These “jurisdictional waters” are far from clearly defined. China has ongoing jurisdictional disputes with many of its neighboring countries, including Indonesia, Taiwan (a nation-state which Beijing baselessly claims in its entirety), the Philippines, Malaysia, and Vietnam. China has been building artificial islands as well, destroying local ecosystems and encroaching deep into the territory of its neighbors.
China has so far been unable to convince international governing bodies that its claims on other countries’ territory are legitimate. For example, in 2016 the PRC lost a case brought before the Permanent Court of Arbitration by the Philippines over the imaginary “nine-dash line” which China claims grants it sovereignty over roughly half of the South China Sea.
It would appear that China — which rejected the Permanent Court of Arbitration’s ruling in favor of the Philippines — has abandoned the pretense of compliance with international law and is attempting to create its own “rule of law” in Asia by sheer bluster and glare. Under the new raft of Chinese laws, the Chinese Coast Guard would be allowed to use force to settle jurisdictional disputes.
A Livelihood at Risk
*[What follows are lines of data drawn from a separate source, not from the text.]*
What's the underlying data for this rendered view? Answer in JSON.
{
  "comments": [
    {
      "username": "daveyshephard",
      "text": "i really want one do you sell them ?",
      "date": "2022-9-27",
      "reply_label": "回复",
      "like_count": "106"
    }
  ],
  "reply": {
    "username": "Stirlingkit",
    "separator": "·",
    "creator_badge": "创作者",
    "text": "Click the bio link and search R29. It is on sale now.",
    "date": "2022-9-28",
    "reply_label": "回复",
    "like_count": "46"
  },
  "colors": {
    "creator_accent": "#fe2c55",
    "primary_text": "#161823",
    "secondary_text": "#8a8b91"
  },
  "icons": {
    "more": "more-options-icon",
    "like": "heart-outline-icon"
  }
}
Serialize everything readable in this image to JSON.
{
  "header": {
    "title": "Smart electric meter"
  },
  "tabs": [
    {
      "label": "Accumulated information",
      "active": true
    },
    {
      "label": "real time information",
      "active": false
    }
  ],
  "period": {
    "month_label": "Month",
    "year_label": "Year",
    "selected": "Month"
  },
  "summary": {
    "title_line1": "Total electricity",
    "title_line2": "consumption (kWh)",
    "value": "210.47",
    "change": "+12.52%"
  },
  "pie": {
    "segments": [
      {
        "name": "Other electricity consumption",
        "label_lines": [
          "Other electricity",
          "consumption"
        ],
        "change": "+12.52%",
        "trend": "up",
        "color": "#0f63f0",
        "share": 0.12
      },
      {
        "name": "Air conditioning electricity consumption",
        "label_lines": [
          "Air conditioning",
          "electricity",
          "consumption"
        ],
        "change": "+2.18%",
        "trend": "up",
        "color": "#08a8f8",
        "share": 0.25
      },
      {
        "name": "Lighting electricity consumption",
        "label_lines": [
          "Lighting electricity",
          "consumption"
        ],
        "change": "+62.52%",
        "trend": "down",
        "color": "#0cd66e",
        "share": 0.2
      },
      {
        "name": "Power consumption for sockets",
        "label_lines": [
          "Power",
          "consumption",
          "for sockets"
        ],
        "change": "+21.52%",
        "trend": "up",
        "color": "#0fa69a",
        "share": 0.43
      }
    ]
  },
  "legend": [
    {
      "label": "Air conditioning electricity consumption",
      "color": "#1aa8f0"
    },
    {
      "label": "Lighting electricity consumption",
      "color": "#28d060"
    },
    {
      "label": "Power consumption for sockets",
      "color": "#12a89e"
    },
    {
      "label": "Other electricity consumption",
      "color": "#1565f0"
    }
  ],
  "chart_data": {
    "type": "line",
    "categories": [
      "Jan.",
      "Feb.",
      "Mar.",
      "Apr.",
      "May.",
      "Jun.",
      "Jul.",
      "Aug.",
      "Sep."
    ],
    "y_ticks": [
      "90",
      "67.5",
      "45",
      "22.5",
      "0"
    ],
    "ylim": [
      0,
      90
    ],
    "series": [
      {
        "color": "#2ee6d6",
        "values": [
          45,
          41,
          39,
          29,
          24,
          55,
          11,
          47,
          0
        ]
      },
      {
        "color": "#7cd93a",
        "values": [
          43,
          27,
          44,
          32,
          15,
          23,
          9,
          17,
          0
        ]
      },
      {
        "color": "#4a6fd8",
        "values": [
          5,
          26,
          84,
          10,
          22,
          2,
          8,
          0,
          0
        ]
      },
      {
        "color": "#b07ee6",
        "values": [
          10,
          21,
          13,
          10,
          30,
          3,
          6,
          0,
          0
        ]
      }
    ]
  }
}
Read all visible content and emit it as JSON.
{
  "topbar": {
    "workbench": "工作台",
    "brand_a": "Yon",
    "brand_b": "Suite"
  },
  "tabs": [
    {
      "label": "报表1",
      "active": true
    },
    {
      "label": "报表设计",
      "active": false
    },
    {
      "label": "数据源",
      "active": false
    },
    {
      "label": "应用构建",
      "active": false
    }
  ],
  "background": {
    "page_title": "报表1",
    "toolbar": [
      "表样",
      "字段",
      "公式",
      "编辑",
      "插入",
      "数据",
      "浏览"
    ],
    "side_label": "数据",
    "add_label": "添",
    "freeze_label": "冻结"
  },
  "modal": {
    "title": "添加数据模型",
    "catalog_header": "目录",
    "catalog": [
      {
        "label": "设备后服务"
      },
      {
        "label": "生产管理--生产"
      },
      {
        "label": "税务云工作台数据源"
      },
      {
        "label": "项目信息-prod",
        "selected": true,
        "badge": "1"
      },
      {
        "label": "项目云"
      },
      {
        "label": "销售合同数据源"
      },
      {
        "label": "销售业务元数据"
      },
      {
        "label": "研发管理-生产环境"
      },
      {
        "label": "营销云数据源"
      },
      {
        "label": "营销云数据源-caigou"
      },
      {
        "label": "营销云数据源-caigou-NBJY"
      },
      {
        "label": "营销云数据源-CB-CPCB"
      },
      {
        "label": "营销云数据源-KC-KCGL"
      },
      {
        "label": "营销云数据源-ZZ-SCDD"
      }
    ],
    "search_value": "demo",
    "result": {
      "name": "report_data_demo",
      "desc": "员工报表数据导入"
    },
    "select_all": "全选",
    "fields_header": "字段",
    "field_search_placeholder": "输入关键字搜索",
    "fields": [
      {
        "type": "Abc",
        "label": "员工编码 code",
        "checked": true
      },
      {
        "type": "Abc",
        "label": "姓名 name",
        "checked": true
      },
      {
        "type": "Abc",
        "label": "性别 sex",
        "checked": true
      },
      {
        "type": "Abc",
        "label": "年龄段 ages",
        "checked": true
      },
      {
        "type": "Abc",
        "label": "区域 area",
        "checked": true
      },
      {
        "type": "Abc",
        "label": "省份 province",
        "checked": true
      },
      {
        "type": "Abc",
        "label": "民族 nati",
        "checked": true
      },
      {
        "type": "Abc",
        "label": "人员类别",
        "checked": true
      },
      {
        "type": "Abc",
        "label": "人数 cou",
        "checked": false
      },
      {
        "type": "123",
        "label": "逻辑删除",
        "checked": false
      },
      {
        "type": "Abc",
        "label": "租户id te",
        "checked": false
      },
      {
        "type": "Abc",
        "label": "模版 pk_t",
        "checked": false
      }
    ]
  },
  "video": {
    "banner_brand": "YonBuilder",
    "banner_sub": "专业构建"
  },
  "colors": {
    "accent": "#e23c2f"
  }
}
Governments and pundits often speak of the Senkakus in strategic terms, as part of a much bigger geopolitical great game afoot alongside the rise of Communist China.
But for Mr. Nakama, defending the Senkakus is also about protecting the livelihood of Japanese fishermen. In an interview with Okinawa-based journalist Masako Ganaha, Mr. Nakama described his plan to trademark Senkaku fish to help defend Japanese fishermen’s jobs. Mr. Nakama’s plight speaks for countless other fishermen in Japan whose lives, and families, depend on ongoing access to the sea.
As China’s quasi-military incursions into Japanese waters have become more frequent, sustained, and brazen, Chinese fishermen have been looting Japan’s fishing grounds in droves. The Sankei Shimbun notes that Japanese fishermen are increasingly avoiding the Senkakus due to the Chinese threat, while Chinese fishing boats have been appearing around the Senkakus more and more often.
Mr. Nakama hit on a plan to broadcast live from the Tsurumaru to show the world what is really going on around the Senkakus. He launched a crowdfunding campaign in April of 2021 and quickly received more than ￥32 million JPY (nearly $300,000 USD) to help purchase the equipment he needs to set up the broadcasts.
“I want to develop this so that everyone gets involved in defending the Senkakus,” Mr. Nakama told JAPAN Forward.
Mr. Nakama has landed on the Senkakus 16 times, and fished in their vicinity for nearly three decades. The islands are not just territory to him, they’re part of his hometown, a familiar destination as he carries on the ancient Japanese tradition of earning a living from the sea.
My last telephone interview with Mr. Nakama was short. “I’ve got to go,” he told me. “I’m headed back out to the Senkakus tomorrow and I have to get ready.”
Hitoshi Nakama is still fishing. For now. He knows the Chinese will be there pointing their guns at him. But he still gets on the good ship Tsurumaru and sets a course for the Senkakus.
- If China Has Its Maritime Militia, Japan Should Have a Territorial Army for the Senkaku Islands
- Watching Over the Senkakus: Videos to be Posted by National Security Group
- Simulation Exercises Help Japanese Agencies Coordinate Defense of Senkakus
- EDITORIAL | Japan Must Reinforce Self-Defense Forces, Coast Guard at Senkakus
Author: Jason Morgan